An attractive Chinese Neolithic earthenware vase dating to the Machang phase of the Majiayao, or Yangshao, culture. The vessel is of typical form, consisting of a large bulbous body, flaring neck and two strap-handles below the shoulders. Common motifs on Machang-period vases are geometric and curvilinear patterns featuring cross-hatching and triangles, circles and squares in combination. This vase largely features triangle and dot patterns in black and red slip, as well as chevron and wave motifs on the neck and body.

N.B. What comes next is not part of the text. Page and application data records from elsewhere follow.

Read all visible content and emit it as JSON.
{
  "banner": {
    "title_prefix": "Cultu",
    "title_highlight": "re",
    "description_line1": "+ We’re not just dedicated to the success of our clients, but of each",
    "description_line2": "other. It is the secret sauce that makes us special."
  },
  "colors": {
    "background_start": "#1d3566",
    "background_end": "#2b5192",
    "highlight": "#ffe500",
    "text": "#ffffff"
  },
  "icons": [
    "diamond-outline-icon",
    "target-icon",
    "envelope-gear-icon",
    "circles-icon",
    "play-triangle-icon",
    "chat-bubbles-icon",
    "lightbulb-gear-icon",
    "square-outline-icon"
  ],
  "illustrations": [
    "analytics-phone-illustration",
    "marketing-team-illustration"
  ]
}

The Yangshao Culture was a Neolithic culture that grew along the Yellow River from the 6th millennium BC. Its artists reached their peak in the Majiayao period and produced these beautiful forms of pottery at an early period in human history. Since these artists had no knowledge of the potter’s wheel, this vase is entirely handmade. The pottery was formed by stacking coils of clay into the desired shape and smoothing the surfaces with paddles and scrapers. The first ceramics produced in China around 10 or 11 thousand years ago were wares designed primarily for use over display, and this early need for basic pottery has remained relevant during the Yangshao Culture. However,thin-walled, painted, and burnished earthenwares, some of intricate shapes, were being used as ritual vessels in various Neolithic cultures located along the Yellow and Yangtze River valleys, a possible explanation for the existence of more elaborate decorative designs.
Reference: Sullivan, M., 1984, The Arts of China, p. 9, fig. 7.
Lawrence, S., 1981, Oriental Ceramics, The World’s Great Collections: The British Museum, London, pl. 2.
Period: Neolithic period, Machang phase, 2300 – 2000 BC